(Website and app data records)
◆ ◆ ◆ ◆ ◆

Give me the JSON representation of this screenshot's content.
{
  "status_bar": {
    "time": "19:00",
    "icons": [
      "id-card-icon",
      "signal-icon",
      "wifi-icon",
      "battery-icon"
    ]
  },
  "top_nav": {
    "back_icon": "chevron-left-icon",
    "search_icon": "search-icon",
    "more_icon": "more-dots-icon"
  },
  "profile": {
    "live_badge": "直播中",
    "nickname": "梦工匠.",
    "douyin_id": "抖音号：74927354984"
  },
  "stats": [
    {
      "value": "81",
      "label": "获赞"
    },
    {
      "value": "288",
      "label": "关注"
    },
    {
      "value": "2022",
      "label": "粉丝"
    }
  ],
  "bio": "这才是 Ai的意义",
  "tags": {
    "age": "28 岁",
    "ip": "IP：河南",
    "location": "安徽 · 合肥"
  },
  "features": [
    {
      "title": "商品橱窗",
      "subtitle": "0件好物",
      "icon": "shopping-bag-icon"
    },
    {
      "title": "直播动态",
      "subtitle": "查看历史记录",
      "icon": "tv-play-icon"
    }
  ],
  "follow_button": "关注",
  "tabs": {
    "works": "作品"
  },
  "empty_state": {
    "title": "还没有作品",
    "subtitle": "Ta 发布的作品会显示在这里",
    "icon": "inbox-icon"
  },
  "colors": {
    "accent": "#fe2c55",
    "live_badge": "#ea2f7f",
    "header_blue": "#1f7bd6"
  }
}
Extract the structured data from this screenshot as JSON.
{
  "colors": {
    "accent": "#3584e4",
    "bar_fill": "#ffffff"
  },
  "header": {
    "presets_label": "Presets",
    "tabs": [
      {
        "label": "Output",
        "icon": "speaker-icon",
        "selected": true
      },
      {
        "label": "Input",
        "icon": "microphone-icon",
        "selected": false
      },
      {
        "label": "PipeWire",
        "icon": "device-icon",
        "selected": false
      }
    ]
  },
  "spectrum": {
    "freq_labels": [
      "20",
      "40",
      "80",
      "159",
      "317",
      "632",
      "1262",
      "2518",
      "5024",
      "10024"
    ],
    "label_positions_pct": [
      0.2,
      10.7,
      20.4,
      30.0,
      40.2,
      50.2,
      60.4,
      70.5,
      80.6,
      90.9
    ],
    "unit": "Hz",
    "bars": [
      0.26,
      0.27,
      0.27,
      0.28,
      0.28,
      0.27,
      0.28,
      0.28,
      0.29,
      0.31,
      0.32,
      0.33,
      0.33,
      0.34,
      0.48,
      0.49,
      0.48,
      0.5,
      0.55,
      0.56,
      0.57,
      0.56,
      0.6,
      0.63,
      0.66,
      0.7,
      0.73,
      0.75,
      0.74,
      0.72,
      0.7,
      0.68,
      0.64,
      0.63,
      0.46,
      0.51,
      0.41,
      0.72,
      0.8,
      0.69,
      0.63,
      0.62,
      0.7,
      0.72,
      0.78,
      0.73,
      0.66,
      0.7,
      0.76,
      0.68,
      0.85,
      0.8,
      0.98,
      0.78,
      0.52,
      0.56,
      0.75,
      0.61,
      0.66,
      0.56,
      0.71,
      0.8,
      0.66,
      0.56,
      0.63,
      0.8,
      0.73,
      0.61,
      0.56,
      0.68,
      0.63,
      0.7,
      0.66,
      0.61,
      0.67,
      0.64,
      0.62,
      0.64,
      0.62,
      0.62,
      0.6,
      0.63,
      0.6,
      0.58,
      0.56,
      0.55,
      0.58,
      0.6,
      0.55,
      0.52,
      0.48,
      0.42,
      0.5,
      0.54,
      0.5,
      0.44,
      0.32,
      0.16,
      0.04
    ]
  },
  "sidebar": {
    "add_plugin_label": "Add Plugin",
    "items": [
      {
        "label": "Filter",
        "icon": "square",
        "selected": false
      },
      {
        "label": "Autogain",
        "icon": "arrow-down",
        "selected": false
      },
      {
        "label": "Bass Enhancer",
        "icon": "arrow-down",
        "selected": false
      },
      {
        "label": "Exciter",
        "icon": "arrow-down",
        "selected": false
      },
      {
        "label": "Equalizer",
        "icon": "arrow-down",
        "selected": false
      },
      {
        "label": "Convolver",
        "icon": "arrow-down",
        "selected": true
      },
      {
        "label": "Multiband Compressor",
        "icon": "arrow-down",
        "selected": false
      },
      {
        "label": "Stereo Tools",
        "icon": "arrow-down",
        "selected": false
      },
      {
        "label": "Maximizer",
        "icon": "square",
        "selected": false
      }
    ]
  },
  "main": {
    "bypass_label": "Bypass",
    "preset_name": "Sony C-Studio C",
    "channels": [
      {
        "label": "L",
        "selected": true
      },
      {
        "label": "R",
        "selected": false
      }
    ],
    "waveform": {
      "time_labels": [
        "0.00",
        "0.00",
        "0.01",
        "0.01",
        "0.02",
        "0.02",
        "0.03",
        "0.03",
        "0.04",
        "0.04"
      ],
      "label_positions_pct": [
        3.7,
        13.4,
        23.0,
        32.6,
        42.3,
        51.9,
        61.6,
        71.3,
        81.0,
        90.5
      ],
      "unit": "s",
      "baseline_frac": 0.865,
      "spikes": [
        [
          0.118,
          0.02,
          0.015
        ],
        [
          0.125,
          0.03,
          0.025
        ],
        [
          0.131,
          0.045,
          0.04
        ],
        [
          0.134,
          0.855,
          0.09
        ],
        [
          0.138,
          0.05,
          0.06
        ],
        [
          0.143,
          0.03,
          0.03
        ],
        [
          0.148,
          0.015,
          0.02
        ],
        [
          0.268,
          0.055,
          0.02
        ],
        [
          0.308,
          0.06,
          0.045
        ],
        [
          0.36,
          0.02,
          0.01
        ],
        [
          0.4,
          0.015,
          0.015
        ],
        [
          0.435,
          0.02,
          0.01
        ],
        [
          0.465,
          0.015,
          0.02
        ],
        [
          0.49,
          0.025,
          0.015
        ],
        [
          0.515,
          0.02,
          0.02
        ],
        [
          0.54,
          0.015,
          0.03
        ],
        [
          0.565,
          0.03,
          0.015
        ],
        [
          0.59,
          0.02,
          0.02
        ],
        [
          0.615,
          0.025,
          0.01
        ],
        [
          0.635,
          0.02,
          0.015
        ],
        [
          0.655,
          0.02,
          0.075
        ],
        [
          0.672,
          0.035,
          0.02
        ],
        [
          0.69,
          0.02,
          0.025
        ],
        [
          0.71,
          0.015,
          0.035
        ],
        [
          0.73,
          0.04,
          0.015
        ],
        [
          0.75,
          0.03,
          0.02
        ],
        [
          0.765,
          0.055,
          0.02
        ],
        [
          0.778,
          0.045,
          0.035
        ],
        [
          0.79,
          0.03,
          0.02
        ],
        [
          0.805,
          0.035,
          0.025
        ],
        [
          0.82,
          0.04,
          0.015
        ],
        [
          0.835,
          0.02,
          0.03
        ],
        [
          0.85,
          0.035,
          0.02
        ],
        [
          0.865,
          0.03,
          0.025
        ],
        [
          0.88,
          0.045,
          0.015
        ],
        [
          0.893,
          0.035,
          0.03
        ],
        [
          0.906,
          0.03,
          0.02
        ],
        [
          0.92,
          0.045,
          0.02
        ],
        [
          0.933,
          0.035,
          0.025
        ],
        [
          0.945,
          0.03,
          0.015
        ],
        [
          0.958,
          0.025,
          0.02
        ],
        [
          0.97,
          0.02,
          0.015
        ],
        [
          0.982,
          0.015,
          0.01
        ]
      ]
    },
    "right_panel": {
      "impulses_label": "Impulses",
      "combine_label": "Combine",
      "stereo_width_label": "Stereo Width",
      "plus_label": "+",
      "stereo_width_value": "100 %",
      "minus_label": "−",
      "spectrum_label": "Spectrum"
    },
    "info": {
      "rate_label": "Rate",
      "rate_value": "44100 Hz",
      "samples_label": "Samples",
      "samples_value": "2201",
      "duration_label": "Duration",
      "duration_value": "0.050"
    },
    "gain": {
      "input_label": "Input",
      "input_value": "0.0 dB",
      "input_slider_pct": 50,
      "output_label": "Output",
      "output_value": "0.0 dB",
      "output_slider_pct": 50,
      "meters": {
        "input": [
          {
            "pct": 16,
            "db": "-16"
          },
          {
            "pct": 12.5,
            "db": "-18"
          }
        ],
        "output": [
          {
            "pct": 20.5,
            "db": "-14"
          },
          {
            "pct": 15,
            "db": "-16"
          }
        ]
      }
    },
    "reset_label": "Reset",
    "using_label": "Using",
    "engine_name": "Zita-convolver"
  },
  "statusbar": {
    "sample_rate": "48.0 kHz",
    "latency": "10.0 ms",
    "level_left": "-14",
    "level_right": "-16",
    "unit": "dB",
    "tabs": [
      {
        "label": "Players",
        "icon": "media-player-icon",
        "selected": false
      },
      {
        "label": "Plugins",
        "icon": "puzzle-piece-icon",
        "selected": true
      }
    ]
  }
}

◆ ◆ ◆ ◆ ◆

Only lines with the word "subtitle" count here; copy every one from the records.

=== Solution to the problem ===
      "subtitle": "0件好物",
      "subtitle": "查看历史记录",
    "subtitle": "Ta 发布的作品会显示在这里",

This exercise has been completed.